### What you should do
From the entries, copy every line that carries the string "Information".
Top of Provided data
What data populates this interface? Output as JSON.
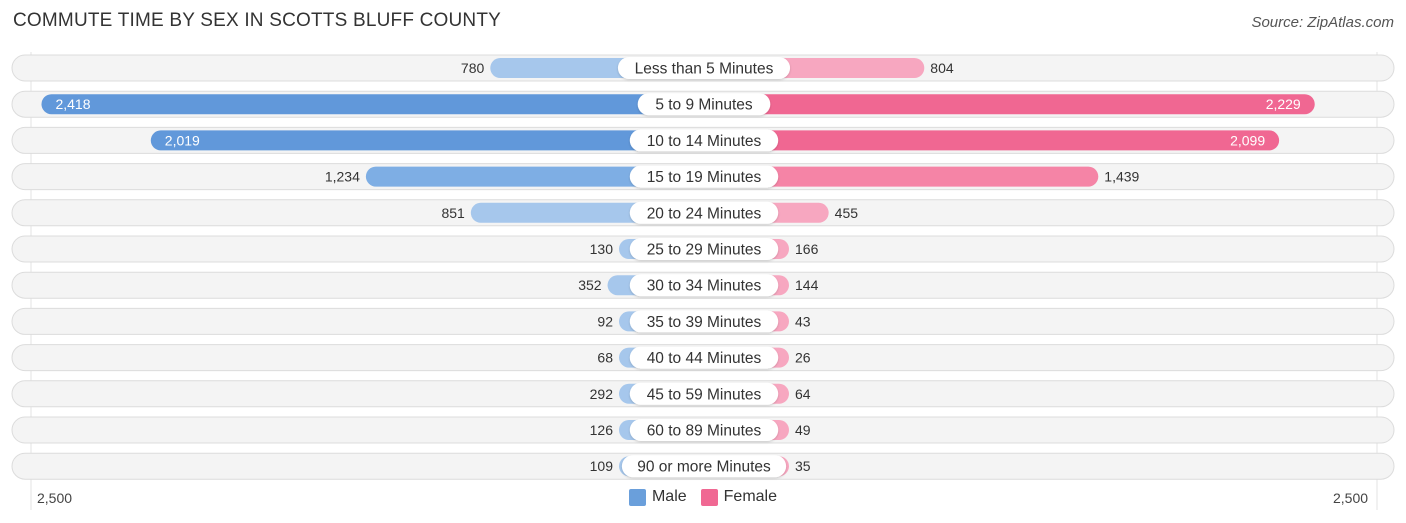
{
  "chart_data": {
    "type": "bar",
    "orientation": "horizontal-diverging",
    "title": "COMMUTE TIME BY SEX IN SCOTTS BLUFF COUNTY",
    "source": "Source: ZipAtlas.com",
    "categories": [
      "Less than 5 Minutes",
      "5 to 9 Minutes",
      "10 to 14 Minutes",
      "15 to 19 Minutes",
      "20 to 24 Minutes",
      "25 to 29 Minutes",
      "30 to 34 Minutes",
      "35 to 39 Minutes",
      "40 to 44 Minutes",
      "45 to 59 Minutes",
      "60 to 89 Minutes",
      "90 or more Minutes"
    ],
    "series": [
      {
        "name": "Male",
        "color": "#6a9fdb",
        "light_color": "#a9c8ec",
        "values": [
          780,
          2418,
          2019,
          1234,
          851,
          130,
          352,
          92,
          68,
          292,
          126,
          109
        ],
        "labels": [
          "780",
          "2,418",
          "2,019",
          "1,234",
          "851",
          "130",
          "352",
          "92",
          "68",
          "292",
          "126",
          "109"
        ]
      },
      {
        "name": "Female",
        "color": "#f06893",
        "light_color": "#f6a8c0",
        "values": [
          804,
          2229,
          2099,
          1439,
          455,
          166,
          144,
          43,
          26,
          64,
          49,
          35
        ],
        "labels": [
          "804",
          "2,229",
          "2,099",
          "1,439",
          "455",
          "166",
          "144",
          "43",
          "26",
          "64",
          "49",
          "35"
        ]
      }
    ],
    "axis": {
      "min_label": "2,500",
      "max_label": "2,500",
      "max": 2500
    },
    "legend": {
      "position": "bottom-center",
      "items": [
        "Male",
        "Female"
      ]
    },
    "grid": false
  }
}
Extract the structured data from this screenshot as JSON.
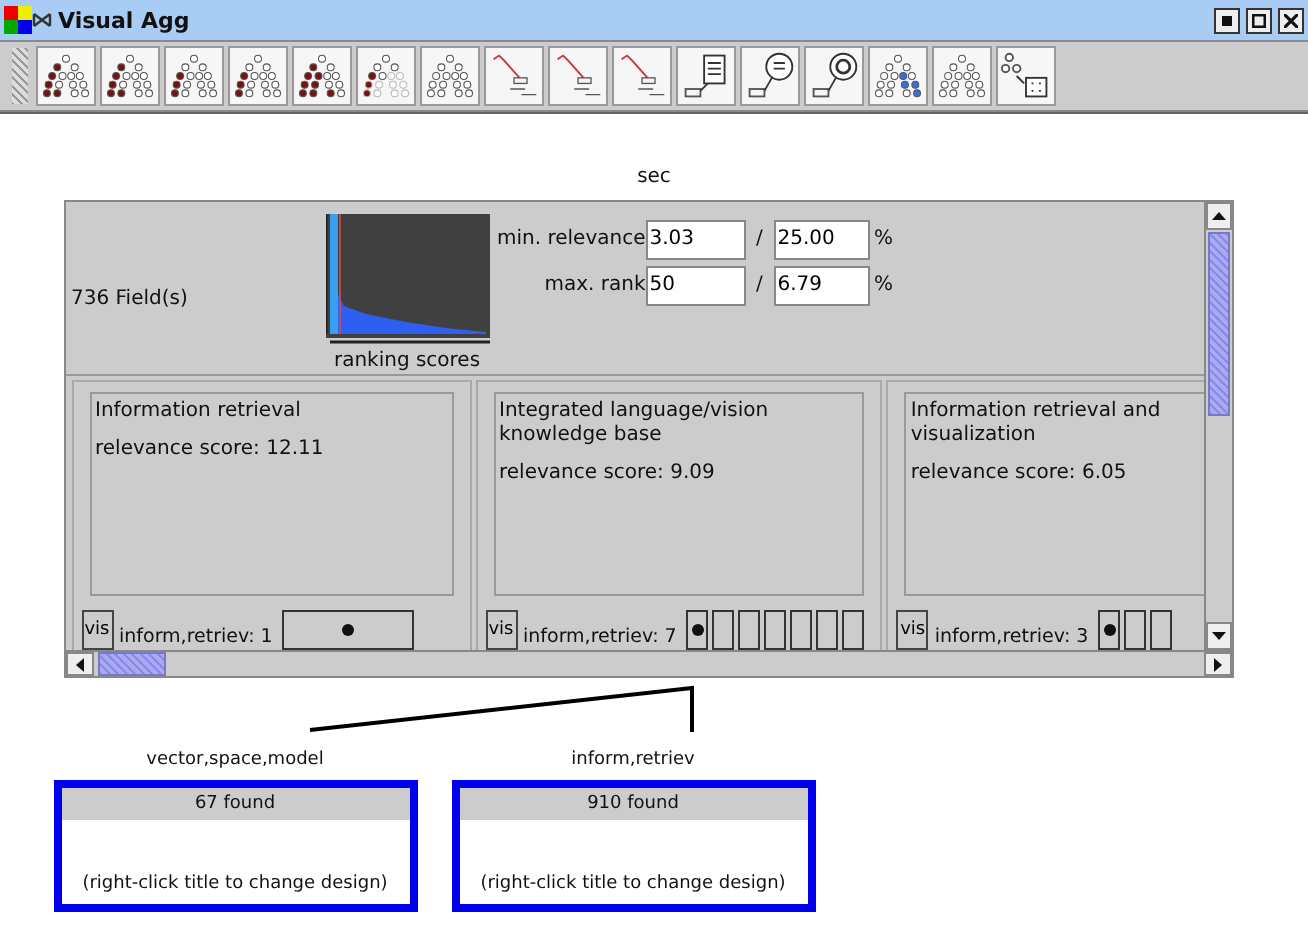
{
  "window": {
    "title": "Visual Agg"
  },
  "toolbar": [
    {
      "kind": "tree"
    },
    {
      "kind": "tree"
    },
    {
      "kind": "tree"
    },
    {
      "kind": "tree"
    },
    {
      "kind": "tree"
    },
    {
      "kind": "tree"
    },
    {
      "kind": "tree"
    },
    {
      "kind": "steps"
    },
    {
      "kind": "steps"
    },
    {
      "kind": "steps"
    },
    {
      "kind": "document"
    },
    {
      "kind": "bubble"
    },
    {
      "kind": "target"
    },
    {
      "kind": "tree"
    },
    {
      "kind": "tree"
    },
    {
      "kind": "grid"
    }
  ],
  "canvas_label": "sec",
  "panel": {
    "field_count": "736 Field(s)",
    "chart_label": "ranking scores",
    "min_relevance": {
      "label": "min. relevance",
      "value": "3.03",
      "separator": "/",
      "percent_value": "25.00",
      "unit": "%"
    },
    "max_rank": {
      "label": "max. rank",
      "value": "50",
      "separator": "/",
      "percent_value": "6.79",
      "unit": "%"
    },
    "cards": [
      {
        "title": "Information retrieval",
        "score": "relevance score: 12.11",
        "vis": "vis",
        "term": "inform,retriev: 1",
        "bins": [
          {
            "filled": true,
            "wide": true
          }
        ]
      },
      {
        "title": "Integrated language/vision knowledge base",
        "score": "relevance score: 9.09",
        "vis": "vis",
        "term": "inform,retriev: 7",
        "bins": [
          {
            "filled": true,
            "wide": false
          },
          {
            "filled": false,
            "wide": false
          },
          {
            "filled": false,
            "wide": false
          },
          {
            "filled": false,
            "wide": false
          },
          {
            "filled": false,
            "wide": false
          },
          {
            "filled": false,
            "wide": false
          },
          {
            "filled": false,
            "wide": false
          }
        ]
      },
      {
        "title": "Information retrieval and visualization",
        "score": "relevance score: 6.05",
        "vis": "vis",
        "term": "inform,retriev: 3",
        "bins": [
          {
            "filled": true,
            "wide": false
          },
          {
            "filled": false,
            "wide": false
          },
          {
            "filled": false,
            "wide": false
          }
        ]
      }
    ]
  },
  "result_nodes": [
    {
      "label": "vector,space,model",
      "count": "67 found",
      "hint": "(right-click title to change design)"
    },
    {
      "label": "inform,retriev",
      "count": "910 found",
      "hint": "(right-click title to change design)"
    }
  ]
}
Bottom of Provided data
### Answer to the exercise
        "title": "Information retrieval",
        "title": "Information retrieval and visualization",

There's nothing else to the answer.